#WHF: How do you envision the role of hydrogen evolving in key industries, such as transportation and manufacturing, in the next decade?  What transformation or integrations might we expect to see?

#Chris Tully: In the manufacturing sector, new processes using hydrogen are evolving. One application is in the steel industry. Using hydrogen in direct reduced iron (DRI) in the steel making process is gaining interest. There are numerous projects around the globe to prove out this process and make it commercially viable.

However, in my judgment the biggest growth area will be in transportation. Specifically, the long haul, heavy duty, and last mile trucking business. There are definite advantages of hydrogen fuel cells over battery electric vehicles for these applications.

For long haul and heavy-duty trucking, the transition to batteries is not realistic. The issue is that battery electric trucks have limited range, reduced cargo space, and long recharging times. Hydrogen fuel cells trucks refuel as fast a filling with diesel, do not require any additional space for batteries, and can travel up to twice the distance as a battery electric truck. Trucks often come back to the same sites which would reduce the number of hydrogen refueling stations required.

#WHF: How could the Middle East’s shift to a hydrogen-based economy create global opportunities and drive growth, innovation, and sustainability in the broader international hydrogen industry? What specific advantages, collaborations, and advancements might result from this strategic transition in the region?

#Chris Tully: The Middle East has a geographic and industrial advantage over much of the world in a shift to hydrogen. The region is able to capitalize on the solar and wind available. Abundant renewable energy is essential for green hydrogen. And of course, there are ample fossil fuels to match with carbon capture to make blue hydrogen.

In addition, the region has expertise in the oil and gas sector that sets it apart. The knowledge base utilized in the petroleum business translates quite well into the hydrogen industry. This knowledge base is in more than just the chemistry of the molecule. The experience with engineering, building, and operating the infrastructure capable of producing and transporting hydrogen is unique to the region. The ability to process petroleum and transport it around the globe can be replicated with hydrogen, in a liquid form, or in the form of ammonia. Ammonia can act as a carrier for hydrogen, or it can be used as a fuel by itself. The transportation can be done via ship or with pipelines.

Lastly, the location in proximity to Europe allows the Middle East to stand out as an obvious supply source. Europe has a huge appetite for hydrogen in multiple sectors. Unfortunately, Europe does not have plentiful natural gas and not every part of Europe is a candidate for solar or wind power generation, making the supply of hydrogen limited on the continent. This gives the Middle East a built-in trading partner. And as Europe transitions away from petroleum, the Middle East can continue to supply energy in the form of hydrogen.

#WHF: How do events like the World Hydrogen Forum advance the global shift to hydrogen-based economies by fostering collaboration, innovation, and knowledge exchange among diverse stakeholders across regions and industries?

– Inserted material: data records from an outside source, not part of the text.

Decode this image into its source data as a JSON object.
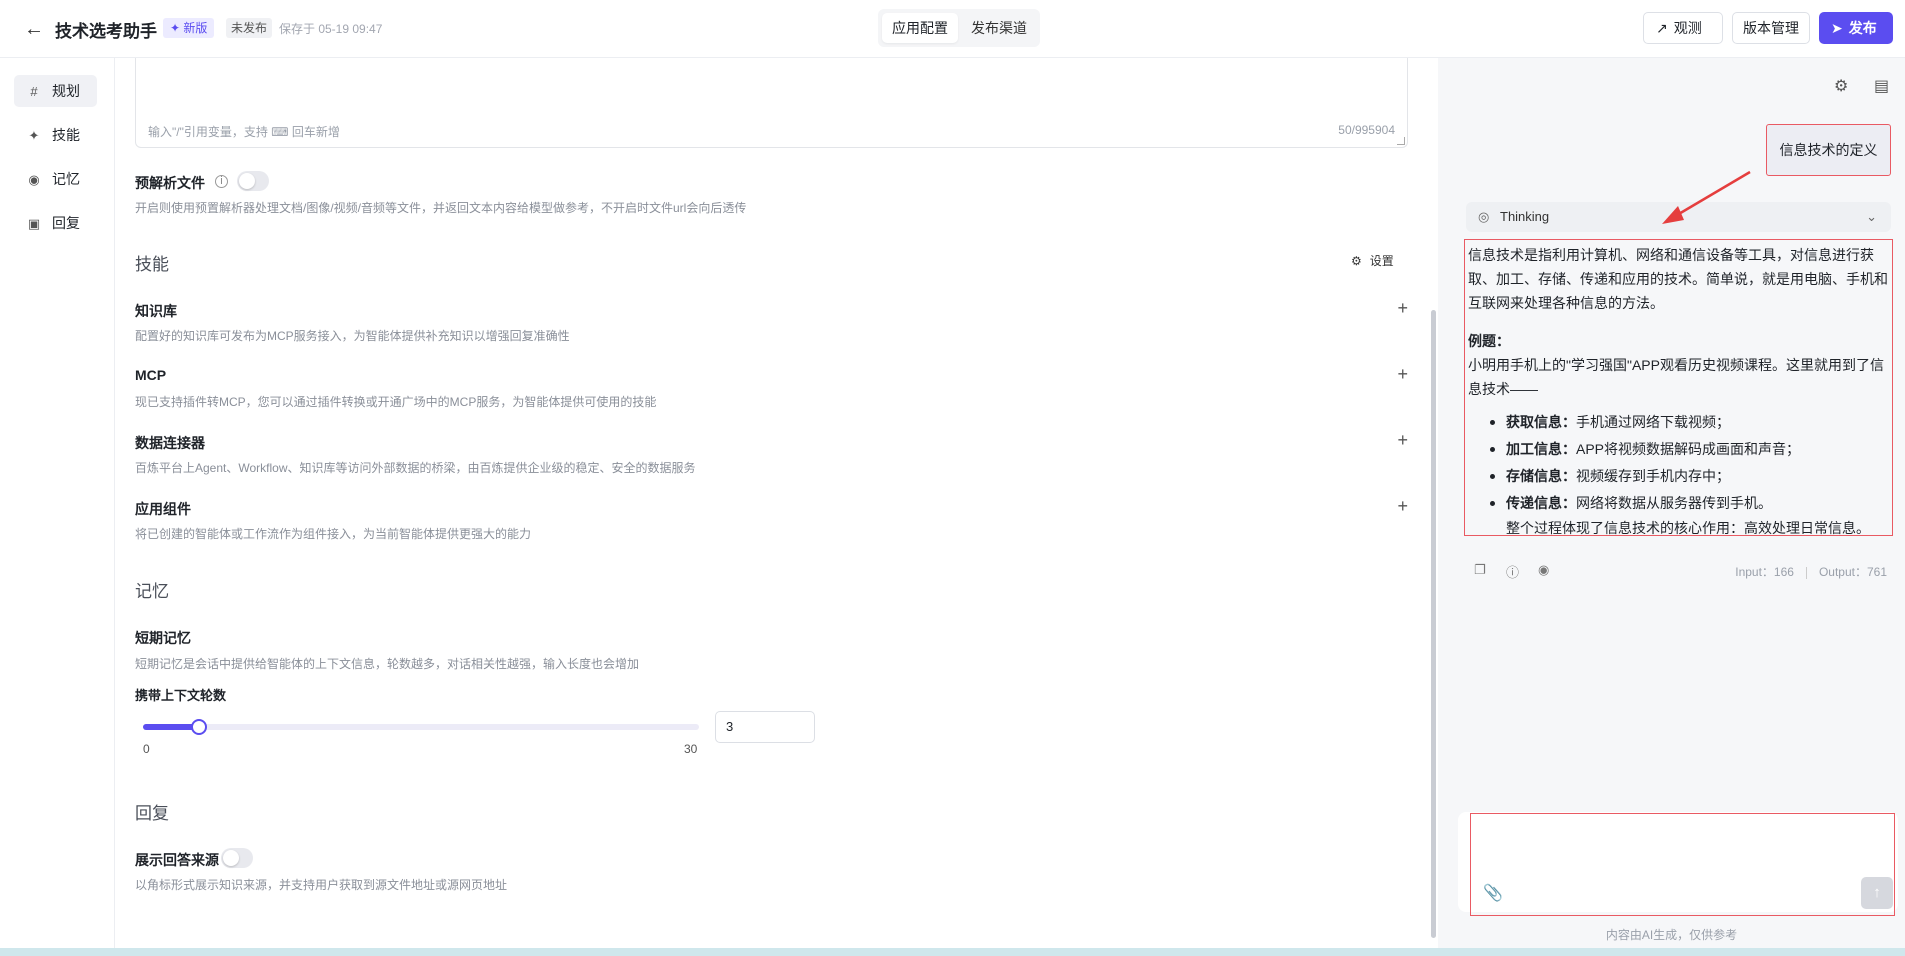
{
  "header": {
    "back_icon": "arrow-left-icon",
    "title": "技术选考助手",
    "badge_new": "✦ 新版",
    "badge_unpublished": "未发布",
    "saved_text": "保存于 05-19 09:47",
    "tabs": [
      {
        "label": "应用配置",
        "active": true
      },
      {
        "label": "发布渠道",
        "active": false
      }
    ],
    "observe_label": "观测",
    "version_label": "版本管理",
    "publish_label": "发布"
  },
  "leftnav": {
    "items": [
      {
        "label": "规划",
        "icon": "hash-icon",
        "active": true
      },
      {
        "label": "技能",
        "icon": "magic-icon",
        "active": false
      },
      {
        "label": "记忆",
        "icon": "brain-icon",
        "active": false
      },
      {
        "label": "回复",
        "icon": "reply-icon",
        "active": false
      }
    ]
  },
  "main": {
    "prompt_hint": "输入\"/\"引用变量，支持",
    "prompt_hint_tail": "回车新增",
    "prompt_count": "50/995904",
    "preparse": {
      "label": "预解析文件",
      "enabled": false,
      "desc": "开启则使用预置解析器处理文档/图像/视频/音频等文件，并返回文本内容给模型做参考，不开启时文件url会向后透传"
    },
    "skills": {
      "title": "技能",
      "settings_label": "设置",
      "items": [
        {
          "label": "知识库",
          "desc": "配置好的知识库可发布为MCP服务接入，为智能体提供补充知识以增强回复准确性"
        },
        {
          "label": "MCP",
          "desc": "现已支持插件转MCP，您可以通过插件转换或开通广场中的MCP服务，为智能体提供可使用的技能"
        },
        {
          "label": "数据连接器",
          "desc": "百炼平台上Agent、Workflow、知识库等访问外部数据的桥梁，由百炼提供企业级的稳定、安全的数据服务"
        },
        {
          "label": "应用组件",
          "desc": "将已创建的智能体或工作流作为组件接入，为当前智能体提供更强大的能力"
        }
      ]
    },
    "memory": {
      "title": "记忆",
      "short_label": "短期记忆",
      "short_desc": "短期记忆是会话中提供给智能体的上下文信息，轮数越多，对话相关性越强，输入长度也会增加",
      "rounds_label": "携带上下文轮数",
      "slider_min": "0",
      "slider_max": "30",
      "slider_value": 3,
      "rounds_value": "3"
    },
    "reply": {
      "title": "回复",
      "source_label": "展示回答来源",
      "source_enabled": false,
      "source_desc": "以角标形式展示知识来源，并支持用户获取到源文件地址或源网页地址"
    }
  },
  "chat": {
    "settings_icon": "gear-icon",
    "clear_icon": "broom-icon",
    "user_message": "信息技术的定义",
    "thinking_label": "Thinking",
    "answer_intro": "信息技术是指利用计算机、网络和通信设备等工具，对信息进行获取、加工、存储、传递和应用的技术。简单说，就是用电脑、手机和互联网来处理各种信息的方法。",
    "example_title": "例题：",
    "example_text": "小明用手机上的\"学习强国\"APP观看历史视频课程。这里就用到了信息技术——",
    "bullets": [
      {
        "bold": "获取信息：",
        "text": "手机通过网络下载视频；"
      },
      {
        "bold": "加工信息：",
        "text": "APP将视频数据解码成画面和声音；"
      },
      {
        "bold": "存储信息：",
        "text": "视频缓存到手机内存中；"
      },
      {
        "bold": "传递信息：",
        "text": "网络将数据从服务器传到手机。"
      }
    ],
    "summary": "整个过程体现了信息技术的核心作用：高效处理日常信息。",
    "input_tokens": "Input：166",
    "output_tokens": "Output：761",
    "disclaimer": "内容由AI生成，仅供参考"
  }
}
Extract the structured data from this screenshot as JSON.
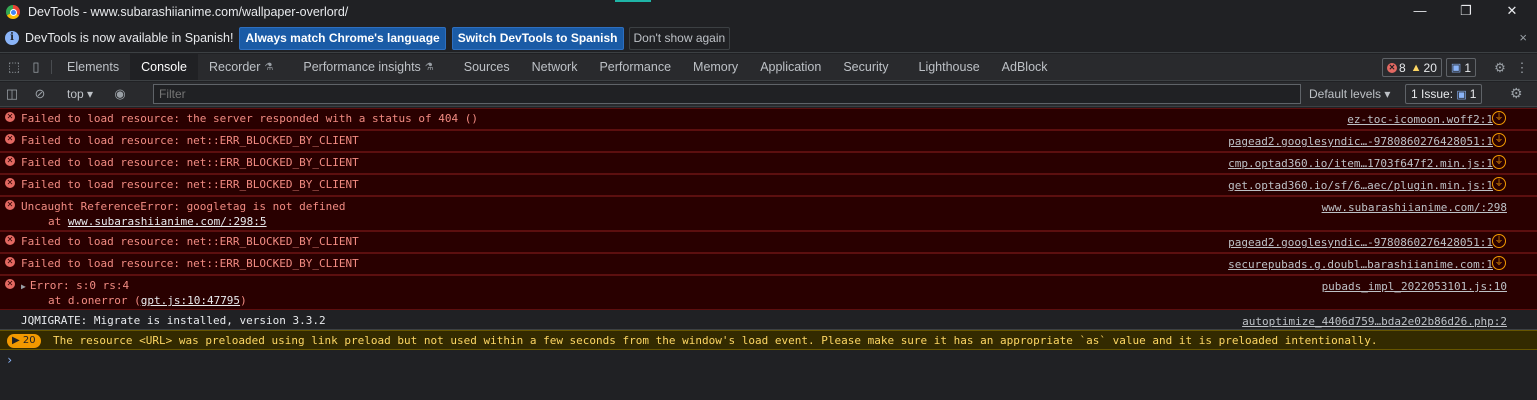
{
  "window": {
    "title": "DevTools - www.subarashiianime.com/wallpaper-overlord/",
    "minimize_glyph": "—",
    "restore_glyph": "❐",
    "close_glyph": "✕"
  },
  "infobar": {
    "message": "DevTools is now available in Spanish!",
    "match_label": "Always match Chrome's language",
    "switch_label": "Switch DevTools to Spanish",
    "dismiss_label": "Don't show again",
    "close_glyph": "×"
  },
  "tabs": [
    {
      "label": "Elements"
    },
    {
      "label": "Console"
    },
    {
      "label": "Recorder"
    },
    {
      "label": "Performance insights"
    },
    {
      "label": "Sources"
    },
    {
      "label": "Network"
    },
    {
      "label": "Performance"
    },
    {
      "label": "Memory"
    },
    {
      "label": "Application"
    },
    {
      "label": "Security"
    },
    {
      "label": "Lighthouse"
    },
    {
      "label": "AdBlock"
    }
  ],
  "counters": {
    "errors": "8",
    "warnings": "20",
    "messages": "1"
  },
  "toolbar": {
    "context": "top",
    "filter_placeholder": "Filter",
    "levels_label": "Default levels",
    "issues_label": "1 Issue:",
    "issues_count": "1"
  },
  "messages": [
    {
      "type": "error",
      "text": "Failed to load resource: the server responded with a status of 404 ()",
      "source": "ez-toc-icomoon.woff2:1"
    },
    {
      "type": "error",
      "text": "Failed to load resource: net::ERR_BLOCKED_BY_CLIENT",
      "source": "pagead2.googlesyndic…-9780860276428051:1"
    },
    {
      "type": "error",
      "text": "Failed to load resource: net::ERR_BLOCKED_BY_CLIENT",
      "source": "cmp.optad360.io/item…1703f647f2.min.js:1"
    },
    {
      "type": "error",
      "text": "Failed to load resource: net::ERR_BLOCKED_BY_CLIENT",
      "source": "get.optad360.io/sf/6…aec/plugin.min.js:1"
    },
    {
      "type": "error",
      "text": "Uncaught ReferenceError: googletag is not defined",
      "stack_prefix": "at ",
      "stack_link": "www.subarashiianime.com/:298:5",
      "source": "www.subarashiianime.com/:298"
    },
    {
      "type": "error",
      "text": "Failed to load resource: net::ERR_BLOCKED_BY_CLIENT",
      "source": "pagead2.googlesyndic…-9780860276428051:1"
    },
    {
      "type": "error",
      "text": "Failed to load resource: net::ERR_BLOCKED_BY_CLIENT",
      "source": "securepubads.g.doubl…barashiianime.com:1"
    },
    {
      "type": "error",
      "text": "Error: s:0 rs:4",
      "stack_prefix": "at d.onerror (",
      "stack_link": "gpt.js:10:47795",
      "stack_suffix": ")",
      "source": "pubads_impl_2022053101.js:10"
    },
    {
      "type": "info",
      "text": "JQMIGRATE: Migrate is installed, version 3.3.2",
      "source": "autoptimize_4406d759…bda2e02b86d26.php:2"
    },
    {
      "type": "warning",
      "count": "20",
      "text": "The resource <URL> was preloaded using link preload but not used within a few seconds from the window's load event. Please make sure it has an appropriate `as` value and it is preloaded intentionally."
    }
  ],
  "colors": {
    "error_bg": "#290000",
    "error_text": "#f28b82",
    "warning_bg": "#332a00",
    "warning_text": "#fdd663",
    "primary_button": "#1a5ba6"
  }
}
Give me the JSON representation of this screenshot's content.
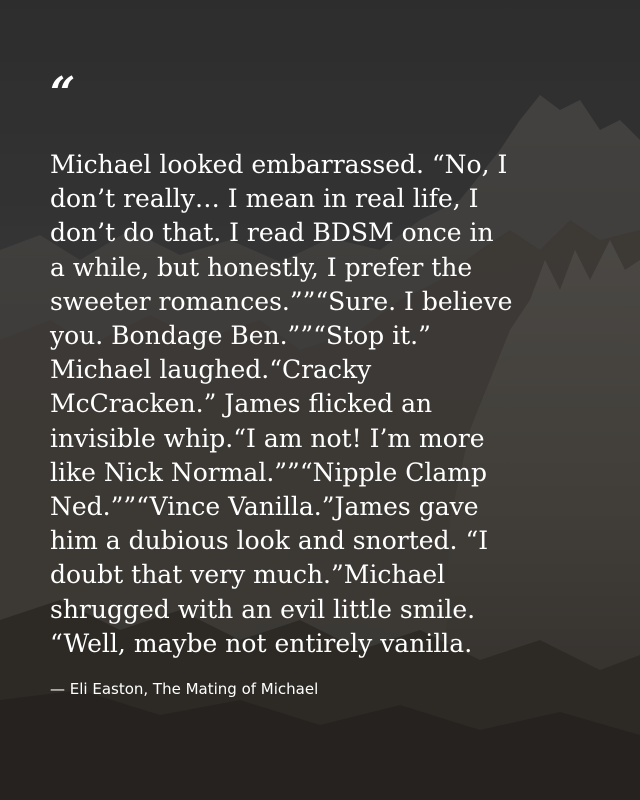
{
  "quote": {
    "mark": "“",
    "text": "Michael looked embarrassed. “No, I\ndon’t really… I mean in real life, I\ndon’t do that. I read BDSM once in\na while, but honestly, I prefer the\nsweeter romances.””“Sure. I believe\nyou. Bondage Ben.””“Stop it.”\nMichael laughed.“Cracky\nMcCracken.” James flicked an\ninvisible whip.“I am not! I’m more\nlike Nick Normal.””“Nipple Clamp\nNed.””“Vince Vanilla.”James gave\nhim a dubious look and snorted. “I\ndoubt that very much.”Michael\nshrugged with an evil little smile.\n“Well, maybe not entirely vanilla.",
    "attribution": "— Eli Easton, The Mating of Michael"
  },
  "colors": {
    "text": "#ffffff",
    "background": "#3f3d3a"
  }
}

#Chris Tully: Events like the World Hydrogen Forum are outstanding venues to advance new technologies. This has an impact on commercial, operational, and technological segments of the industry. The commercial aspect is obvious.  Getting people together offers the ability to sell products and services to new customers. This helps further the industry as a whole.

In addition, exposing different affiliates to new ideas is a catalyst for progress. Best practices in one industry may be a novelty in another.

Most importantly, bringing like minded people together offers the opportunity to develop relationships that can turn into joint ventures and other symbiotic partnerships. I see companies all across the world working on one single part of the ecosystem. Forums like the World Hydrogen Forum is where the missing pieces of the puzzle come together to create a whole.